Task statement:
Filter this listing down to the lines that contain the word "Tryout", and copy them.

=-=-=

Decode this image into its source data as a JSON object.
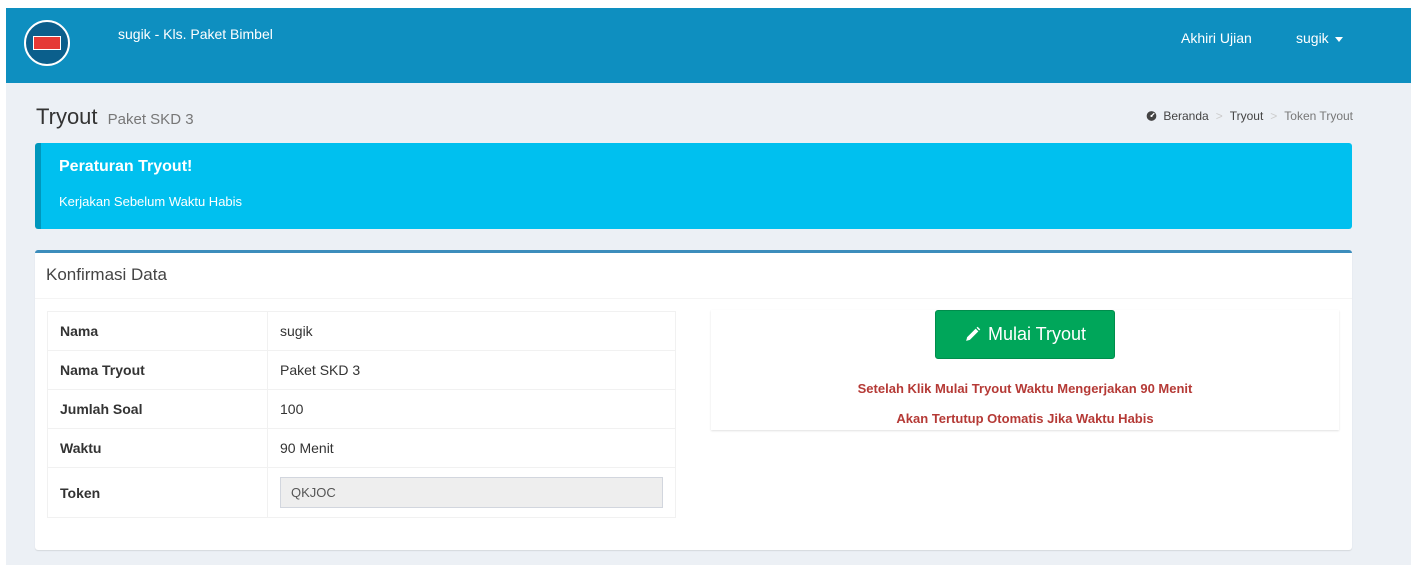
{
  "header": {
    "app_title": "sugik - Kls. Paket Bimbel",
    "end_exam_label": "Akhiri Ujian",
    "user_label": "sugik"
  },
  "page": {
    "title": "Tryout",
    "subtitle": "Paket SKD 3"
  },
  "breadcrumb": {
    "home": "Beranda",
    "tryout": "Tryout",
    "current": "Token Tryout"
  },
  "callout": {
    "title": "Peraturan Tryout!",
    "text": "Kerjakan Sebelum Waktu Habis"
  },
  "box": {
    "title": "Konfirmasi Data"
  },
  "table": {
    "rows": [
      {
        "label": "Nama",
        "value": "sugik"
      },
      {
        "label": "Nama Tryout",
        "value": "Paket SKD 3"
      },
      {
        "label": "Jumlah Soal",
        "value": "100"
      },
      {
        "label": "Waktu",
        "value": "90 Menit"
      }
    ],
    "token": {
      "label": "Token",
      "value": "QKJOC"
    }
  },
  "action": {
    "start_button": "Mulai Tryout",
    "warning_1": "Setelah Klik Mulai Tryout Waktu Mengerjakan 90 Menit",
    "warning_2": "Akan Tertutup Otomatis Jika Waktu Habis"
  },
  "colors": {
    "navbar": "#0e8fc0",
    "callout": "#00c0ef",
    "start_button": "#00a65a",
    "warning_text": "#b53a36"
  },
  "icons": {
    "logo": "logo-icon",
    "breadcrumb_home": "dashboard-icon",
    "start_button": "pencil-icon",
    "user_menu": "caret-down-icon"
  }
}
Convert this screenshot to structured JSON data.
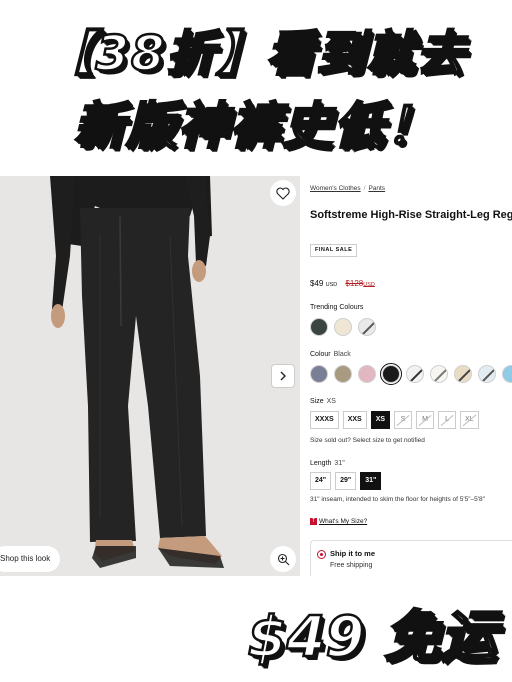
{
  "banner": {
    "line1": "【38折】看到就去",
    "line2": "新版神裤史低！"
  },
  "product": {
    "breadcrumb": [
      "Women's Clothes",
      "Pants"
    ],
    "title": "Softstreme High-Rise Straight-Leg Regular",
    "final_sale": "FINAL SALE",
    "price": "$49",
    "price_currency": "USD",
    "original_price": "$128",
    "original_currency": "USD",
    "shop_look": "Shop this look",
    "trending_label": "Trending Colours",
    "trending_colors": [
      "#3a4541",
      "#efe6d4",
      "stripe-grey"
    ],
    "colour_label": "Colour",
    "colour_value": "Black",
    "colours": [
      "#7a7f95",
      "#a89b82",
      "#e3b7c2",
      "#1a1a1a",
      "stripe-dark",
      "stripe-white",
      "stripe-tan",
      "stripe-blue",
      "#8fcae6"
    ],
    "size_label": "Size",
    "size_value": "XS",
    "sizes": [
      {
        "label": "XXXS",
        "state": "available"
      },
      {
        "label": "XXS",
        "state": "available"
      },
      {
        "label": "XS",
        "state": "selected"
      },
      {
        "label": "S",
        "state": "sold-out"
      },
      {
        "label": "M",
        "state": "sold-out"
      },
      {
        "label": "L",
        "state": "sold-out"
      },
      {
        "label": "XL",
        "state": "sold-out"
      }
    ],
    "sold_out_note": "Size sold out? Select size to get notified",
    "length_label": "Length",
    "length_value": "31\"",
    "lengths": [
      {
        "label": "24\"",
        "state": "available"
      },
      {
        "label": "29\"",
        "state": "available"
      },
      {
        "label": "31\"",
        "state": "selected"
      }
    ],
    "inseam_note": "31\" inseam, intended to skim the floor for heights of 5'5\"–5'8\"",
    "whats_my_size": "What's My Size?",
    "ship_title": "Ship it to me",
    "ship_sub": "Free shipping",
    "accent": "#c8102e"
  },
  "footer": {
    "text": "$49 免运"
  }
}
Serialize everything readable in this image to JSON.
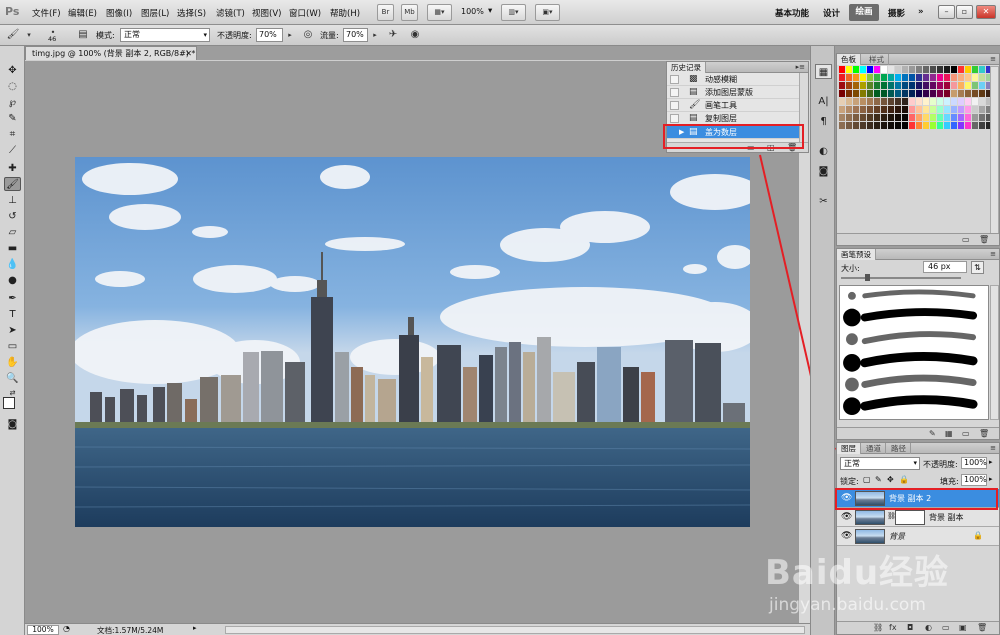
{
  "app": {
    "logo": "Ps"
  },
  "menu": [
    "文件(F)",
    "编辑(E)",
    "图像(I)",
    "图层(L)",
    "选择(S)",
    "滤镜(T)",
    "视图(V)",
    "窗口(W)",
    "帮助(H)"
  ],
  "menubar": {
    "br_label": "Br",
    "mb_label": "Mb",
    "zoom": "100%"
  },
  "workspaces": {
    "items": [
      "基本功能",
      "设计"
    ],
    "active": "绘画",
    "extra": "摄影",
    "more": "»"
  },
  "options": {
    "brush_size": "46",
    "mode_label": "模式:",
    "mode_value": "正常",
    "opacity_label": "不透明度:",
    "opacity_value": "70%",
    "flow_label": "流量:",
    "flow_value": "70%"
  },
  "document": {
    "tab_title": "timg.jpg @ 100% (背景 副本 2, RGB/8#) *",
    "zoom": "100%",
    "doc_info": "文档:1.57M/5.24M"
  },
  "history": {
    "tab": "历史记录",
    "items": [
      {
        "label": "动感模糊",
        "icon": "filter-icon"
      },
      {
        "label": "添加图层蒙版",
        "icon": "mask-icon"
      },
      {
        "label": "画笔工具",
        "icon": "brush-icon"
      },
      {
        "label": "复制图层",
        "icon": "layer-icon"
      },
      {
        "label": "盖为数层",
        "icon": "layer-icon",
        "selected": true
      }
    ]
  },
  "swatches_panel": {
    "tabs": [
      "色板",
      "样式"
    ]
  },
  "brush_panel": {
    "tab": "画笔预设",
    "size_label": "大小:",
    "size_value": "46 px",
    "strokes": 6
  },
  "layers_panel": {
    "tabs": [
      "图层",
      "通道",
      "路径"
    ],
    "blend_mode": "正常",
    "opacity_label": "不透明度:",
    "opacity_value": "100%",
    "lock_label": "锁定:",
    "fill_label": "填充:",
    "fill_value": "100%",
    "layers": [
      {
        "name": "背景 副本 2",
        "selected": true,
        "mask": false
      },
      {
        "name": "背景 副本",
        "selected": false,
        "mask": true
      },
      {
        "name": "背景",
        "selected": false,
        "mask": false,
        "locked": true
      }
    ]
  },
  "watermark": {
    "main": "Baidu经验",
    "sub": "jingyan.baidu.com"
  },
  "colors": {
    "highlight": "#3b8de0",
    "annotation": "#e41f25"
  }
}
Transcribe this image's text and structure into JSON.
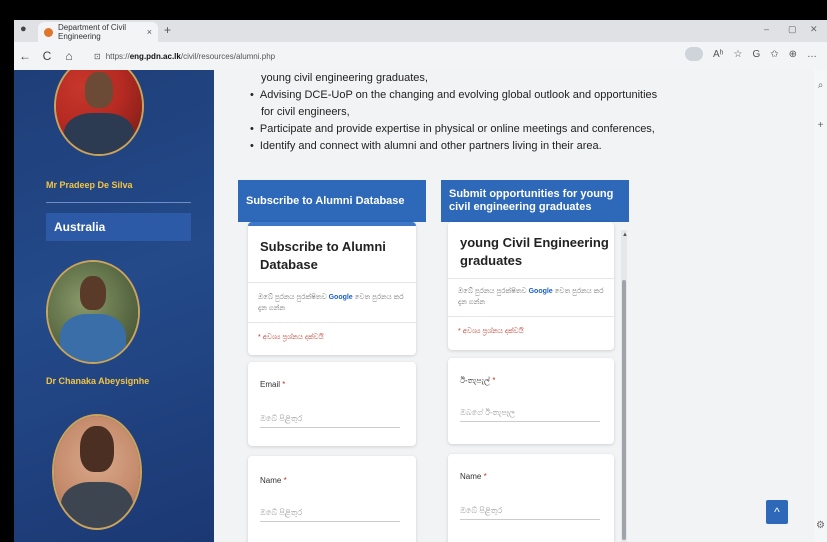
{
  "browser": {
    "profile_icon": "person-icon",
    "tab_title": "Department of Civil Engineering",
    "tab_close": "×",
    "new_tab": "+",
    "win_min": "–",
    "win_max": "▢",
    "win_close": "✕",
    "url_prefix": "https://",
    "url_host": "eng.pdn.ac.lk",
    "url_path": "/civil/resources/alumni.php",
    "back": "←",
    "refresh": "C",
    "home": "⌂",
    "lock": "⊡",
    "right_icons": [
      "Aʰ",
      "☆",
      "G",
      "✩",
      "⊕",
      "…"
    ]
  },
  "sidebar": {
    "people": [
      {
        "name": "Mr Pradeep De Silva"
      },
      {
        "name": "Dr Chanaka Abeysignhe"
      }
    ],
    "country": "Australia"
  },
  "content": {
    "bullet_lines": [
      "young civil engineering graduates,",
      "Advising DCE-UoP on the changing and evolving global outlook and opportunities",
      "for civil engineers,",
      "Participate and provide expertise in physical or online meetings and conferences,",
      "Identify and connect with alumni and other partners living in their area."
    ],
    "left_header": "Subscribe to Alumni Database",
    "right_header": "Submit opportunities for young civil engineering graduates",
    "left_card": {
      "title_line1": "Subscribe to Alumni",
      "title_line2": "Database",
      "desc_pre": "ඔබේ පුරනය පුරක්ෂිතව ",
      "desc_google": "Google",
      "desc_post": " වෙත පුරනය කර දැන ගන්න",
      "required_note": "* අවශ්‍ය ප්‍රශ්නය දක්වයි",
      "email_label": "Email",
      "email_placeholder": "ඔබේ පිළිතුර",
      "name_label": "Name",
      "name_placeholder": "ඔබේ පිළිතුර"
    },
    "right_card": {
      "title_line1": "young Civil Engineering",
      "title_line2": "graduates",
      "desc_pre": "ඔබේ පුරනය පුරක්ෂිතව ",
      "desc_google": "Google",
      "desc_post": " වෙත පුරනය කර දැන ගන්න",
      "required_note": "* අවශ්‍ය ප්‍රශ්නය දක්වයි",
      "email_label": "ඊ-තැපැල්",
      "email_placeholder": "ඔබගේ ඊ-තැපෑල",
      "name_label": "Name",
      "name_placeholder": "ඔබේ පිළිතුර"
    },
    "required_star": "*",
    "scroll_top_icon": "^"
  },
  "colors": {
    "sidebar_blue": "#244a8a",
    "header_blue": "#2d68b9",
    "name_gold": "#f4c542",
    "required_red": "#c0392b"
  }
}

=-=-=

Response for this exercise:
    "title": "Tryout",
    "tryout": "Tryout",
    "current": "Token Tryout"
    "title": "Peraturan Tryout!",
        "label": "Nama Tryout",
    "start_button": "Mulai Tryout",
    "warning_1": "Setelah Klik Mulai Tryout Waktu Mengerjakan 90 Menit",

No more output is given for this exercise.